If you want to go to the fridge right now and check your groceries, you can almost save yourself the trip: There are 79 German products that advertise with a "protected geographical indication" and therefore only one of the production steps is actually done regionally - and only 12 German food products that produce completely locally with a "protected designation of origin".
Why is this problematic?
Anyone who buys "Schwäbische Spätzle" (Swabian spaetzle), which at best are marketed with the advertising text "from the region", actually expects them to come entirely from the region. In reality, however, individual processing steps may have taken place hundreds of kilometres away.
To check this, the consumer advice centre conducted a random survey in 2015 with 121 foods marketed as "regional". And yes, there were indeed a few foods that were produced remotely nearby. The clear majority, on the other hand, travelled hundreds of kilometres before being sold in the supermarket:
"Mecklenburger Käse" by Rücker, purchased in Schwerin (Mecklenburg-Vorpommern), is advertised with a local reference on the product as well as on the shelf ("From our region").
The identity mark: DE TH 632 EG, points to Bedien Concept GmbH in Streufdorf as the last processor. There, the cheese produced in Mecklenburg-Vorpommern was processed (cut and packaged) for Rewe. Thus, the cheese "from the region" of Mecklenburg-Western Pomerania first travelled to Streufdorf in another federal state (Thuringia) and then covered the distance of 571 kilometres to the point of sale in Schwerin. (Source: Study by the consumer advice centre "Lebensmittel mit Regionalangaben - Verwirrspiel oder wichtige Einkaufshilfe?", 2016)
Thus, the cheese "from the region" first travelled to Thuringia and then 571 kilometres to Schwerin."Food with regional indications - confusion or important shopping aid?", 2016
In other cases, only parts of the food actually come from the region:
"Pure pleasure from Bavaria" is advertised on Höhenrainer's turkey wiener. However, this does not refer to the origin of the raw materials (turkey meat), because according to the regional window, this comes from Bavaria and Baden-Württemberg. The advertising claims "Schildauer Spezialitäten" (Schildau specialities) also suggest a reference to the origin of the Rostern without casing from Schildauer Fleisch- und Wurstwaren (Schildau meat and sausage products). However, this refers to the place of production, because the pork comes from five different federal states." (Source: ibid.)
How and where to buy regionally?
When buying supposedly regional products in the supermarket, it is therefore important to look carefully and not be deceived.
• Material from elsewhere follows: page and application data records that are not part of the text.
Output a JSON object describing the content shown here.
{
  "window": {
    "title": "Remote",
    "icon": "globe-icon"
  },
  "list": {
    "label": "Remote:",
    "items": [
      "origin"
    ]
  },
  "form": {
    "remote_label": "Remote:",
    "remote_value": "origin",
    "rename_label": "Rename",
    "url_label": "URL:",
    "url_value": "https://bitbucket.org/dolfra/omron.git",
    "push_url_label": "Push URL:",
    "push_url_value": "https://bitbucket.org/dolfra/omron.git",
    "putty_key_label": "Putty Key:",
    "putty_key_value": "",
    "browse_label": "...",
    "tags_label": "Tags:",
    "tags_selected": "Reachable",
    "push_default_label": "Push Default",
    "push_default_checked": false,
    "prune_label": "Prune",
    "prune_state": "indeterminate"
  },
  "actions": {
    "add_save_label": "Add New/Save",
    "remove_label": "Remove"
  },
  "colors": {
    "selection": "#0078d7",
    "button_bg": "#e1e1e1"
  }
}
The "regional window", which is now listed on some products, is helpful here. The regional window itself is not proof of regional production, but it does list where the raw material comes from, where it was processed and - in the case of processed products - what percentage of the raw materials come from the region.
Many foods also advertise with regional seals. At first glance, the multitude of initiatives, each with its own specifications, is confusing and difficult to understand. Nevertheless, it only takes a few clicks on the website http://regioportal.regionalbewegung.de to find out exactly what the seal means. If you find out here which initiative comes from your own region, you can look for it in the future.
Regional shopping is very easy at the weekly market or in farm shops . Here you can simply ask where exactly the food was grown and processed - both should usually have happened nearby.
However, if you drive to the nearest farm shop, you largely cancel out the transport kilometres you save. It is much better to take the bicycle or walk.
Buying food regionally makes sense in many ways. However, it is important not to fall for greenwashing: There are a multitude of ways to suggest local cultivation - without actually producing at home.
The safest thing to do: Pay attention to the specific place of production, shop at organic markets and farm shops and look for food with a regional window.